After a multi-year saga, the NFL franchise in Washington, D.C. has a new name – the Commanders. The team had played for two seasons as the Washington Football Team. That was a temporary stopgap name to replace its old name, Washington Redskins, which franchise owner Dan Snyder had been under immense pressure to change, as it was seen by many as a highly offensive racial slur.
The Commanders became the latest in a long line of brands, companies, and organizations that had to change their names as a way to make them more successful and marketable and to distance themselves from scandal.
To determine surprising reasons brands changed their names, 24/7 Wall St. reviewed notable cases of companies and brands that changed their names because of a negative public image, a new marketing strategy, or because of another issue with their previous name.
Some companies change or tweak their names in the hopes of shifting their public image. A number of restaurants and food companies have changed names in the hopes of seeming healthier.
Others have tweaked their monikers as they grew. A number of notable internet and tech companies used somewhat strange placeholder names in their early stages, but then decided that names like BackRub, Cadabra, and Jerry and David’s Guide to the World Wide Web were just a bit too bizarre to make it big.

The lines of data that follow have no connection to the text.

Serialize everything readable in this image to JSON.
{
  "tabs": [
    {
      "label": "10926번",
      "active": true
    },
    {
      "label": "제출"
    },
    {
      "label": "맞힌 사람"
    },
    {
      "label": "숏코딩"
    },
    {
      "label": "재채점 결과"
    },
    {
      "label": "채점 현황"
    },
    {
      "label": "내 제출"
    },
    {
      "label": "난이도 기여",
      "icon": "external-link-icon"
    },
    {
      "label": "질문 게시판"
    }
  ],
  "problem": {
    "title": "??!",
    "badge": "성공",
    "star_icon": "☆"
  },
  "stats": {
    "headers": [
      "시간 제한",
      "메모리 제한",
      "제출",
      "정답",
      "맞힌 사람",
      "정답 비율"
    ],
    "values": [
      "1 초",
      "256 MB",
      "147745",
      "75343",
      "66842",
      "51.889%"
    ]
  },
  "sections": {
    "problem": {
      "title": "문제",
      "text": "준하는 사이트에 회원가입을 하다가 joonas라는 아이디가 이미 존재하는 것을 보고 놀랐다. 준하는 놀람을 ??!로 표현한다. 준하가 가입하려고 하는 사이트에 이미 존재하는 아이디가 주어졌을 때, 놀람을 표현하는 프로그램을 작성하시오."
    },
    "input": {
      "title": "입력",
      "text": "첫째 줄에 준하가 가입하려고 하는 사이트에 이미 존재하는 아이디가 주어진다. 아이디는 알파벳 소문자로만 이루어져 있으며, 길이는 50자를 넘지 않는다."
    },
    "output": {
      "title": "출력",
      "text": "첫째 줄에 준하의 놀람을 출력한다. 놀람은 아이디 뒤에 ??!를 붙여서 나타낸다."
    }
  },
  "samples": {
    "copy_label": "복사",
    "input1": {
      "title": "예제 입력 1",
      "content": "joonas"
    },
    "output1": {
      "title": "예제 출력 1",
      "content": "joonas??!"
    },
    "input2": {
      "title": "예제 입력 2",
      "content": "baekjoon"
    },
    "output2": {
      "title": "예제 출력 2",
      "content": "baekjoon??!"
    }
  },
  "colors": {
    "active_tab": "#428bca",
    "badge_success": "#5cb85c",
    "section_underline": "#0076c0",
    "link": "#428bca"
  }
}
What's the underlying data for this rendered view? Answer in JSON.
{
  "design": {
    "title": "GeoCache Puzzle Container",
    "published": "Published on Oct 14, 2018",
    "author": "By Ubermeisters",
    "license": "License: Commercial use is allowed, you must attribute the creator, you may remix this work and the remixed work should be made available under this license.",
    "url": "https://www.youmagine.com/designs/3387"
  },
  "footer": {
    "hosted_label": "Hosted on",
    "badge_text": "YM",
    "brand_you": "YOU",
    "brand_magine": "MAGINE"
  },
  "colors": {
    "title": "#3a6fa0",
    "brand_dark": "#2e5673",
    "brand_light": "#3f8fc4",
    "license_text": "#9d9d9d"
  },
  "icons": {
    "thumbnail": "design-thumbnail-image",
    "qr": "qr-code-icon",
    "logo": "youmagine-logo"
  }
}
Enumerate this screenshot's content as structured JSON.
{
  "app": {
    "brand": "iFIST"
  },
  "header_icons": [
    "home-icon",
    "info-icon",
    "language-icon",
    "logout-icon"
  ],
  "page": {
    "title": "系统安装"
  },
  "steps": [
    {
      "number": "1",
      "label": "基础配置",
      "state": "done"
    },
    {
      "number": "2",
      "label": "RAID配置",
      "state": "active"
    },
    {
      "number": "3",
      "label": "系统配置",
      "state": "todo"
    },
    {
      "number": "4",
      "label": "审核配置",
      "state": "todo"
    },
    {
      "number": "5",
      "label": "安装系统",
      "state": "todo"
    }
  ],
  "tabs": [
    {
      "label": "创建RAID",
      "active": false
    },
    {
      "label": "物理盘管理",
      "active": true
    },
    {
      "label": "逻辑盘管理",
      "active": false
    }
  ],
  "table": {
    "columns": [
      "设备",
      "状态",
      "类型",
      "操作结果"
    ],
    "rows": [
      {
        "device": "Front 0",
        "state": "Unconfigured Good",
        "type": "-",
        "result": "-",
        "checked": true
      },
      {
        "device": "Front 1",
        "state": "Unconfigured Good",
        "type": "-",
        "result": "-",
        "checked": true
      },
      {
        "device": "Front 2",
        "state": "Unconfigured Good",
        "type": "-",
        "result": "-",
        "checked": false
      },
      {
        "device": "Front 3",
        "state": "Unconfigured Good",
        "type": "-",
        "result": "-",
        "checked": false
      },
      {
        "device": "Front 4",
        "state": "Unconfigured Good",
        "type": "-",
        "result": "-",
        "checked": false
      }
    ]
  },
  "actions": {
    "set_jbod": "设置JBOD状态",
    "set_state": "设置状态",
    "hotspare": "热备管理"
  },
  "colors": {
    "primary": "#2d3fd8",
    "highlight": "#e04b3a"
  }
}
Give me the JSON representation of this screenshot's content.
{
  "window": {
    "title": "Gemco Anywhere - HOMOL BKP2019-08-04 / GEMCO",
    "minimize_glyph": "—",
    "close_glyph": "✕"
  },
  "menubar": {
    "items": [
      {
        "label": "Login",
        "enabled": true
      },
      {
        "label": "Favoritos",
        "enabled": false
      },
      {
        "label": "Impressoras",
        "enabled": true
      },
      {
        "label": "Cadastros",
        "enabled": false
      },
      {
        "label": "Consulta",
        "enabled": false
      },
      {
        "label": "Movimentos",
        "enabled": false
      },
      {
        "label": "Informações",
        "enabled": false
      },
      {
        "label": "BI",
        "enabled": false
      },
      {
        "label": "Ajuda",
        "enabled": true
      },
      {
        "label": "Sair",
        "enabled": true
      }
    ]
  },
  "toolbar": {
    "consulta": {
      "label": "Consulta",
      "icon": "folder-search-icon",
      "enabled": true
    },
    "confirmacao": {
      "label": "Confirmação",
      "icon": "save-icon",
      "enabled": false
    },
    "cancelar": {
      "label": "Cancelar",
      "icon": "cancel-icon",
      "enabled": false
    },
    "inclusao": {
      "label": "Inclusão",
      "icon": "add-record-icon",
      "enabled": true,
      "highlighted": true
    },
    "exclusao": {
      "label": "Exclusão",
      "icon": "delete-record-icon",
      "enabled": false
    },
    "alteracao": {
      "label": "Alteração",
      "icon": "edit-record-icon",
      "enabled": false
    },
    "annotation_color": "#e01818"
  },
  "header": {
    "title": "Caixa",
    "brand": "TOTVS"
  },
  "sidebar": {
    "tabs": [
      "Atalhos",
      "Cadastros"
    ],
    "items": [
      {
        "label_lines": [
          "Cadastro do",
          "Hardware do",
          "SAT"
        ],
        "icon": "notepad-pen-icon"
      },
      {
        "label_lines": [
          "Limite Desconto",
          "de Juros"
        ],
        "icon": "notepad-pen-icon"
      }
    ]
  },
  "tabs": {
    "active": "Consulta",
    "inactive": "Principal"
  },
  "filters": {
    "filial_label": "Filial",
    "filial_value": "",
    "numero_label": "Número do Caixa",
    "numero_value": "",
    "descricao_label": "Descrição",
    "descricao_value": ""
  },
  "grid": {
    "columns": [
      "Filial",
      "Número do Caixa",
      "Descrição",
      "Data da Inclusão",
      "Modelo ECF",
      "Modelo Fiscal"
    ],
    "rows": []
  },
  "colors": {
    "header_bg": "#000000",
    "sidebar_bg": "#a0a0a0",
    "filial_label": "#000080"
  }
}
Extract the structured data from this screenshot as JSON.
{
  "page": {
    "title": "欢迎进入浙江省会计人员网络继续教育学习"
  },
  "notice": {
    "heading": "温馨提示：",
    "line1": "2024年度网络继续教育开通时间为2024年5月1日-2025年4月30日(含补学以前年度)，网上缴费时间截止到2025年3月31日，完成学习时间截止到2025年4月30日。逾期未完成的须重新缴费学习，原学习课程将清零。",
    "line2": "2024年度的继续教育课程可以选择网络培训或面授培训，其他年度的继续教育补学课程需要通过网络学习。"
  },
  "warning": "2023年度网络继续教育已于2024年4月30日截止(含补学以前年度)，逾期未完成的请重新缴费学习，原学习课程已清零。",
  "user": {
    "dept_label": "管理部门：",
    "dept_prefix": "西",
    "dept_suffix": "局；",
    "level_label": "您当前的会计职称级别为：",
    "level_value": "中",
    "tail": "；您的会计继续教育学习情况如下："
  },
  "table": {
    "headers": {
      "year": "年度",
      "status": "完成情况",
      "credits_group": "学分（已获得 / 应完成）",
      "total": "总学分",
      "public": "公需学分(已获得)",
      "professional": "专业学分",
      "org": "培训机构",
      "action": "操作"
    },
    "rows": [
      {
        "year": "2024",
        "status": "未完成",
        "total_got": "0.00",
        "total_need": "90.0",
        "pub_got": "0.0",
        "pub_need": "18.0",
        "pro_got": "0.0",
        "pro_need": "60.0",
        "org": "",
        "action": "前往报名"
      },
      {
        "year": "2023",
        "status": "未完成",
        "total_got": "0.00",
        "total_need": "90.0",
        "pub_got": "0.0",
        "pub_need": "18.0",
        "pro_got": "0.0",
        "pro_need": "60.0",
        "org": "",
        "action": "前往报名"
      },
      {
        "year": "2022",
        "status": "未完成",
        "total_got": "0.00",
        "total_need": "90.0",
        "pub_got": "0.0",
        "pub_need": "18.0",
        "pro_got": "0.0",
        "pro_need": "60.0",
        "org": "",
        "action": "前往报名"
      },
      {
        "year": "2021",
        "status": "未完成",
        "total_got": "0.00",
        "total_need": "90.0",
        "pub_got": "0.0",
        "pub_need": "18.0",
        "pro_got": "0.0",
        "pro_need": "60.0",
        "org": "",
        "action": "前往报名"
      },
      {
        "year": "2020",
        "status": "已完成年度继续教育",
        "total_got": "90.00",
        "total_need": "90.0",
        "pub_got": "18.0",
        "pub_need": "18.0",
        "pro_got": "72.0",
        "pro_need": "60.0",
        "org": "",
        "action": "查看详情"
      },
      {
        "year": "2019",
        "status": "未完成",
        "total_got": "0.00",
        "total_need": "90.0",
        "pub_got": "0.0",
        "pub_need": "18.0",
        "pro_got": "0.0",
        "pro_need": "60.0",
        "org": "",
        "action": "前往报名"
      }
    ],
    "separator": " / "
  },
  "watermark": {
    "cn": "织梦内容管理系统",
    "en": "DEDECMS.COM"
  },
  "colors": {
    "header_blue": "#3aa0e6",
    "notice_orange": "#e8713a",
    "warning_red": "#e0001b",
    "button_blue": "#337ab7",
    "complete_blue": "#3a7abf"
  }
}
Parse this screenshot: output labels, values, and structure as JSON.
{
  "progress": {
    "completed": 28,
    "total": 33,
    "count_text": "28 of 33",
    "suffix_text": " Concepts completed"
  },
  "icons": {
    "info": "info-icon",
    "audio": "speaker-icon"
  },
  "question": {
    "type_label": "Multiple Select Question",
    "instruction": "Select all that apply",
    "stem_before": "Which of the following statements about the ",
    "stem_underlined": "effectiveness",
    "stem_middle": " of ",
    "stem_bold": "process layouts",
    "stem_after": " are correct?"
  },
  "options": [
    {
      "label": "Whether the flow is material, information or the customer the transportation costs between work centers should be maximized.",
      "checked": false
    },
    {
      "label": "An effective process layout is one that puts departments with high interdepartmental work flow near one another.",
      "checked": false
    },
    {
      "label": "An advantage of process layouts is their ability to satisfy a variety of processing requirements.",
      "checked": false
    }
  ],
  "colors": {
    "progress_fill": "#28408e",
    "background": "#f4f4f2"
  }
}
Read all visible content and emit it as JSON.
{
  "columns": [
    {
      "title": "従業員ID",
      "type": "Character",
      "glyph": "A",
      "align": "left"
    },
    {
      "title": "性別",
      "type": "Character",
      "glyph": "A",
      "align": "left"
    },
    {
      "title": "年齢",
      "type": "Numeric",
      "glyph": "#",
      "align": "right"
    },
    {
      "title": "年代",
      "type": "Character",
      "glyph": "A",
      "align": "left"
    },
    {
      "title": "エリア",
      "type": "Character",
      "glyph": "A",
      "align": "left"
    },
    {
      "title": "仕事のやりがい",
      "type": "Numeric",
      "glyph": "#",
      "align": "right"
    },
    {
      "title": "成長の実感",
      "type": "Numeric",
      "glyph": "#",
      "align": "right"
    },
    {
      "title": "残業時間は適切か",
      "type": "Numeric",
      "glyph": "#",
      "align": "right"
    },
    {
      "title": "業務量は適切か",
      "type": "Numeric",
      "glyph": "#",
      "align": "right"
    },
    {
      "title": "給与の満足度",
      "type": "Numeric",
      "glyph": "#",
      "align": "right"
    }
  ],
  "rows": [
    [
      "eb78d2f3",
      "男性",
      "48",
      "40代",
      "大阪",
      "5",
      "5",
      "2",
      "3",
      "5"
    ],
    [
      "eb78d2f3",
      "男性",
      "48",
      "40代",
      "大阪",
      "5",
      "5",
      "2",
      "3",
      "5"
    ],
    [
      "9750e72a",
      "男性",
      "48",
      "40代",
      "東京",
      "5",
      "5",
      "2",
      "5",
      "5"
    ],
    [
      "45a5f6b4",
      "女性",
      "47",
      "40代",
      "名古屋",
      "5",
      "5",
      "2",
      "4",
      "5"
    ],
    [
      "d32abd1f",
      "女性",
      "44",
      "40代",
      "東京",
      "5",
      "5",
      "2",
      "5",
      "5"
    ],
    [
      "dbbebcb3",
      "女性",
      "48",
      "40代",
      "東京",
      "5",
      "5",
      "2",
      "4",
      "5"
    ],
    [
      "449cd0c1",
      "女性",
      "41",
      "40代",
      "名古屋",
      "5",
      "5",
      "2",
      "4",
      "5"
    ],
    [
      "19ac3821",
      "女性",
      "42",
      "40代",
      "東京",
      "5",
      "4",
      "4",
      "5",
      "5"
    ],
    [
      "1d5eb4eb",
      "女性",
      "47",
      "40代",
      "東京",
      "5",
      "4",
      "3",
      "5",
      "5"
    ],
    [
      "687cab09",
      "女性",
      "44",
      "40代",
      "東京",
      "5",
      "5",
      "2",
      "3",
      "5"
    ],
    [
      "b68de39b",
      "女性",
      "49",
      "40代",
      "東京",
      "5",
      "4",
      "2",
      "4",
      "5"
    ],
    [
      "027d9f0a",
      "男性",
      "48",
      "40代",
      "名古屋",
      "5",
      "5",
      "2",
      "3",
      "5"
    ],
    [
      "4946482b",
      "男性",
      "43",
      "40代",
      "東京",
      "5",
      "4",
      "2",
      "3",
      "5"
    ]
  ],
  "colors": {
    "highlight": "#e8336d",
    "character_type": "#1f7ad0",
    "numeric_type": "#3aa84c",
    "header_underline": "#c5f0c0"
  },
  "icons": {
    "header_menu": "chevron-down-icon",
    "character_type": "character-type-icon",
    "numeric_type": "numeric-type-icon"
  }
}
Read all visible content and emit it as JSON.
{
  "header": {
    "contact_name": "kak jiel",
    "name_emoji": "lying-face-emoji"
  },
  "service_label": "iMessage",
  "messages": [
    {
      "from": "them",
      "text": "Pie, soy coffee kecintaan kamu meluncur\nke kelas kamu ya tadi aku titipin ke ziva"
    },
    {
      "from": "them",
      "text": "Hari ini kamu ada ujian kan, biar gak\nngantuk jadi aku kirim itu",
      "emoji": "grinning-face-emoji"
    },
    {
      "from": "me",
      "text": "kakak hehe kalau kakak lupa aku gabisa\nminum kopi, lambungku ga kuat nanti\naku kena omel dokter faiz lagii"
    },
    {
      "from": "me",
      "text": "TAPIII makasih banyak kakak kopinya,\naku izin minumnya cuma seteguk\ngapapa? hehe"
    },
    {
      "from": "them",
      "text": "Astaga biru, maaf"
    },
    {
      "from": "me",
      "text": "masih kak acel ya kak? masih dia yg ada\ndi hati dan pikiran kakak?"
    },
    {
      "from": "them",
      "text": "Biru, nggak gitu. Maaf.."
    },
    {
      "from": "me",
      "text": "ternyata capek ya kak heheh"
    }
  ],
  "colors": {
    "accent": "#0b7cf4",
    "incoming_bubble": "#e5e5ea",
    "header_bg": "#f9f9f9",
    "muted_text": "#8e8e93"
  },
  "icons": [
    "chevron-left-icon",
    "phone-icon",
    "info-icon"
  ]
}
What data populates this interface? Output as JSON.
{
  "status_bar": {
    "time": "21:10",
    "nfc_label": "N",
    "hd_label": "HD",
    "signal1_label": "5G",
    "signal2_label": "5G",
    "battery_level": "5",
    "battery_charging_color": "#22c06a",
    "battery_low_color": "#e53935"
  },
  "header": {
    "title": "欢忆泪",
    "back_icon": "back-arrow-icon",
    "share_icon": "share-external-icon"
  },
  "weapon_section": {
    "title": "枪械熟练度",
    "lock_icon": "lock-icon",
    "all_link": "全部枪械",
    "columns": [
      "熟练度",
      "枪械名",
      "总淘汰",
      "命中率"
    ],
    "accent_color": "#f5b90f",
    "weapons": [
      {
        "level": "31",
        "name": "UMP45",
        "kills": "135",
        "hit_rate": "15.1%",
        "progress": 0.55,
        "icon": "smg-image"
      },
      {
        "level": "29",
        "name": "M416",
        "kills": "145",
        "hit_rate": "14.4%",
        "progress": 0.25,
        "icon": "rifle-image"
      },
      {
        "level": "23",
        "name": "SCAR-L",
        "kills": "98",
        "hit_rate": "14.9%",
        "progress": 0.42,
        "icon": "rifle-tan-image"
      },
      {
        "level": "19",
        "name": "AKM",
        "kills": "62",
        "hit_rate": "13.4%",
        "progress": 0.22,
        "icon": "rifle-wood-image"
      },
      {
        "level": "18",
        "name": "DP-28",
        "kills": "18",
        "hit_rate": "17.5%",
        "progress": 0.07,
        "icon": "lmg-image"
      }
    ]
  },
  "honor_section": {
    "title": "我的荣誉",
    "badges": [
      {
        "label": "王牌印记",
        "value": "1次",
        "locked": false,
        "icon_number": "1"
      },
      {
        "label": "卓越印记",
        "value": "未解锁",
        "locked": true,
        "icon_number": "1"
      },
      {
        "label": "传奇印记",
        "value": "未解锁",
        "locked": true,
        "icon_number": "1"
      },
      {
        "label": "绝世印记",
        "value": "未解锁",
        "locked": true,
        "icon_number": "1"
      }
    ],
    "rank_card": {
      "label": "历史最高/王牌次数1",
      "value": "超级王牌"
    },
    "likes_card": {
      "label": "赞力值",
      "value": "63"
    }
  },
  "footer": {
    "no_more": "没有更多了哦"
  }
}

There are also some name changes in corporate history that were necessitated because of bad public relations. Many companies on this list were engulfed in major scandals – some involving fraud, racism, and even murder. After these stories broke, the businesses were forced to rebrand in order to distance themselves from the malfeasance and the public outrage that came with it. These are America’s most hated companies.